This is a blinded study of radiographs by observers with different levels of professional training.Objectives.
To determine whether the level of professional training on nonmeasured and premeasured radiographs would affect reliability of Lenke’s and King’s classifications for adolescent idiopathic scoliosis.Summary of Background Data.
Both classification systems have been studied for their reliability, mainly by observers with a high level of experience in orthopedics and scoliosis surgery using premeasured radiographs.Methods.
Examination of radiographs of 60 operative cases of adolescent idiopathic scoliosis was performed. On 5 occasions, 3 observers with a completely different degree of professional training measured and classified preoperative radiographs according to Lenke’s or King’s criteria. The results were determined by calculating the interobserver and intraobserver agreement and were quantified using two-rater and multirater kappa statistics.Results.
The Lenke and King classifications demonstrated poor to fair interobserver and good intraobserver agreement on nonmeasured radiographs. Both classifications demonstrated good to excellent interobserver agreement on premeasured radiographs.Conclusions.

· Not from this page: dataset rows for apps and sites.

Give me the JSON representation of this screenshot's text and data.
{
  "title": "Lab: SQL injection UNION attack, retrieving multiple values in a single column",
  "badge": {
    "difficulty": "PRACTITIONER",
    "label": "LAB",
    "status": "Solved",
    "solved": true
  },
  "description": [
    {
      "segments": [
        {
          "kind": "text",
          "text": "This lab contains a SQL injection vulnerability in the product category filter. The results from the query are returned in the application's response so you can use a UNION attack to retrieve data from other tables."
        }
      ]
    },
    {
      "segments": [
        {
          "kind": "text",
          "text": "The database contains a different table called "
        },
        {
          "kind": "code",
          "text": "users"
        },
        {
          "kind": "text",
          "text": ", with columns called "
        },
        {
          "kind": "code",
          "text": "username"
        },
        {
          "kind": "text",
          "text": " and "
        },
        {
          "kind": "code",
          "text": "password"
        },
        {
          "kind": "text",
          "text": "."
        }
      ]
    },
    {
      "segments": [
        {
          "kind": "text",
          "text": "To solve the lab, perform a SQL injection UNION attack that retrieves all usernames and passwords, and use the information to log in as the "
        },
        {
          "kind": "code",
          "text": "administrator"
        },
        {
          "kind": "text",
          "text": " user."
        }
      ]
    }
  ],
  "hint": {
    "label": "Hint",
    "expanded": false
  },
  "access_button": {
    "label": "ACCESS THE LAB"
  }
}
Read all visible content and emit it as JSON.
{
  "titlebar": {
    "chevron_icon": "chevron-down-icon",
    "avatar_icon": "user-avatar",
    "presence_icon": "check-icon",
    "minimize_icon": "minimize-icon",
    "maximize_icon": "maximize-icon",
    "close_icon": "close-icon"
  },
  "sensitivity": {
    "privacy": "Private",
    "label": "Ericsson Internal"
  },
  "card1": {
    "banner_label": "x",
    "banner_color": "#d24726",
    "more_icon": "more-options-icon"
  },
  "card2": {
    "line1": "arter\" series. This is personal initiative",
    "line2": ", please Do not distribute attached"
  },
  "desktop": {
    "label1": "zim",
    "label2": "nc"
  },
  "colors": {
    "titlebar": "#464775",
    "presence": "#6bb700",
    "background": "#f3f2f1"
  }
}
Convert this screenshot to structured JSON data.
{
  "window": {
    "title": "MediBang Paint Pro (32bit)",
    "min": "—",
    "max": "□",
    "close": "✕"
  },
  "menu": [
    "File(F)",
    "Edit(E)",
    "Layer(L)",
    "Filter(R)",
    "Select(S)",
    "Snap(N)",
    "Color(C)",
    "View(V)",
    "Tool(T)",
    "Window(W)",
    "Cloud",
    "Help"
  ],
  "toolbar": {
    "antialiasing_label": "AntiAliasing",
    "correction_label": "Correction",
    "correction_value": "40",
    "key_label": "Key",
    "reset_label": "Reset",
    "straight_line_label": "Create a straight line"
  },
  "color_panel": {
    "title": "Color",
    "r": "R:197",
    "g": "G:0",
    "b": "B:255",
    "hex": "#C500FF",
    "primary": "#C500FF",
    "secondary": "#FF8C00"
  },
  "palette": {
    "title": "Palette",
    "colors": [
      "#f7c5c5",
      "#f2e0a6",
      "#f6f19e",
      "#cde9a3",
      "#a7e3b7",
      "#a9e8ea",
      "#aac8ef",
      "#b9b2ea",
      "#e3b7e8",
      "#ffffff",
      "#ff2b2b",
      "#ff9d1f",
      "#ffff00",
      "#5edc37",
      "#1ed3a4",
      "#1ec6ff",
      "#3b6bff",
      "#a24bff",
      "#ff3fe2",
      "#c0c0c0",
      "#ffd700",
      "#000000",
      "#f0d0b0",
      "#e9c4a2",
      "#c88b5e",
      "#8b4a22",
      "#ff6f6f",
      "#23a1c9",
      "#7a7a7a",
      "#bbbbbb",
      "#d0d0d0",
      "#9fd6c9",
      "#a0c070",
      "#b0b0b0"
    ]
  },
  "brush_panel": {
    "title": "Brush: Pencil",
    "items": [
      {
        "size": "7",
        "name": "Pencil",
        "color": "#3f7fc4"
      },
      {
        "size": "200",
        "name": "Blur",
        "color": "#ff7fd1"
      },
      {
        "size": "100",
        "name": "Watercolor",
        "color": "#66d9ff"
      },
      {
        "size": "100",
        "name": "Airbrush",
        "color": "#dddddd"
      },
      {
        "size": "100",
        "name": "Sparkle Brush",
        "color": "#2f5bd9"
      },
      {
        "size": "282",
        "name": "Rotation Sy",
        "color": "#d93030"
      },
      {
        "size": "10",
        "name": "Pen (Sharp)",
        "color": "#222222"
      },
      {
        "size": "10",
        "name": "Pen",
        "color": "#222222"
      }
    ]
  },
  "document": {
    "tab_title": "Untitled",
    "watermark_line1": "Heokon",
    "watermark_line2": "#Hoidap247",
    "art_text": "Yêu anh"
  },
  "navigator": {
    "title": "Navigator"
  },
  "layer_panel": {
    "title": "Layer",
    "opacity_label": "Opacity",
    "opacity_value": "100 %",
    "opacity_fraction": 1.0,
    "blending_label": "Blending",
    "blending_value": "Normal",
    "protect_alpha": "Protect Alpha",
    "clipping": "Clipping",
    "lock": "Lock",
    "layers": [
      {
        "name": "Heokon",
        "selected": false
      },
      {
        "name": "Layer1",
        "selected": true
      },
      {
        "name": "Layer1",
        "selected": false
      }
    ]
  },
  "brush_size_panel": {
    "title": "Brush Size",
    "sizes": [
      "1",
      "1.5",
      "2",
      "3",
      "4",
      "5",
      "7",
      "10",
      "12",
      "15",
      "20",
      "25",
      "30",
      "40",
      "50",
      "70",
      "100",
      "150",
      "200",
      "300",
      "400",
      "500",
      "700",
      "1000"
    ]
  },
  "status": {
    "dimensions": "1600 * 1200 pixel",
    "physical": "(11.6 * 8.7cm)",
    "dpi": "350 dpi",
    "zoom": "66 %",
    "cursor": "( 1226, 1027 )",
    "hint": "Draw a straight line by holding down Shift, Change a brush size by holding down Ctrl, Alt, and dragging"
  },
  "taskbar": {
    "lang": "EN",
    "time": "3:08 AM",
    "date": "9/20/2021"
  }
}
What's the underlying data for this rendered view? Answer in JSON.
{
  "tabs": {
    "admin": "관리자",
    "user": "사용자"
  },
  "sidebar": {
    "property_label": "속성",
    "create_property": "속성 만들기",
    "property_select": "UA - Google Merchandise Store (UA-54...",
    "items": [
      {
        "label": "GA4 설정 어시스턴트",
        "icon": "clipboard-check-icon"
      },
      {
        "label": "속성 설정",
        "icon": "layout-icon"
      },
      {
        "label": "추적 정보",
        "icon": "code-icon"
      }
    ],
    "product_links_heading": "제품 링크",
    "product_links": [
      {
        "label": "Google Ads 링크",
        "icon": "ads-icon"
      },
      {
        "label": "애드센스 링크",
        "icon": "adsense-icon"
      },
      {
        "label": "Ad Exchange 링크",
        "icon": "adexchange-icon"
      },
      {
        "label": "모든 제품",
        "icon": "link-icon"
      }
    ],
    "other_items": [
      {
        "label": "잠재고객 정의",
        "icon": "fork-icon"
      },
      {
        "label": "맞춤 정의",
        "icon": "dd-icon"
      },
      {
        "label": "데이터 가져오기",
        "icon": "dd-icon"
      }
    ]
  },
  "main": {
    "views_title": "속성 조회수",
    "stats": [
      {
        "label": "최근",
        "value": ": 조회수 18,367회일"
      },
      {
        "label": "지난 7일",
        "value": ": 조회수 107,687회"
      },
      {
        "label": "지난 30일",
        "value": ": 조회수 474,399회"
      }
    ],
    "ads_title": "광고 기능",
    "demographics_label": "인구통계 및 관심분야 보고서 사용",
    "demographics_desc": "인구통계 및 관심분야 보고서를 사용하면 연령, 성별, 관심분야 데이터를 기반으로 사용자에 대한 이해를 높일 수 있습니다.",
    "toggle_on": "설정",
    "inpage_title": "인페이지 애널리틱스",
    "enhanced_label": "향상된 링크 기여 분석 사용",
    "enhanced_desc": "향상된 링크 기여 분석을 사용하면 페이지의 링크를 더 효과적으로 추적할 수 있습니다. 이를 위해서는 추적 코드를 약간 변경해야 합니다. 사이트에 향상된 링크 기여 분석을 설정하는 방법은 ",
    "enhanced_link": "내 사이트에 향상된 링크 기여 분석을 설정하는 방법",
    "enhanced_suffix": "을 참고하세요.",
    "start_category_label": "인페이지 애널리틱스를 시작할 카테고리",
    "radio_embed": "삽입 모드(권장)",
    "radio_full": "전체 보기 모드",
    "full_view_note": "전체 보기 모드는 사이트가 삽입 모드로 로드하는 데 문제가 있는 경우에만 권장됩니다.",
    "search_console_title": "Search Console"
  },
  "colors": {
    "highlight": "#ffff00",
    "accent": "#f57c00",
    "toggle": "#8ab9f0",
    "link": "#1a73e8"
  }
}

The results confirm that both classifications have a good reliability. On nonmeasured radiographs, the degree of professional training and the measurement process seem to influence the outcome. On premeasured radiographs, the interobserver agreement does not seem to be influenced by the level of professional training.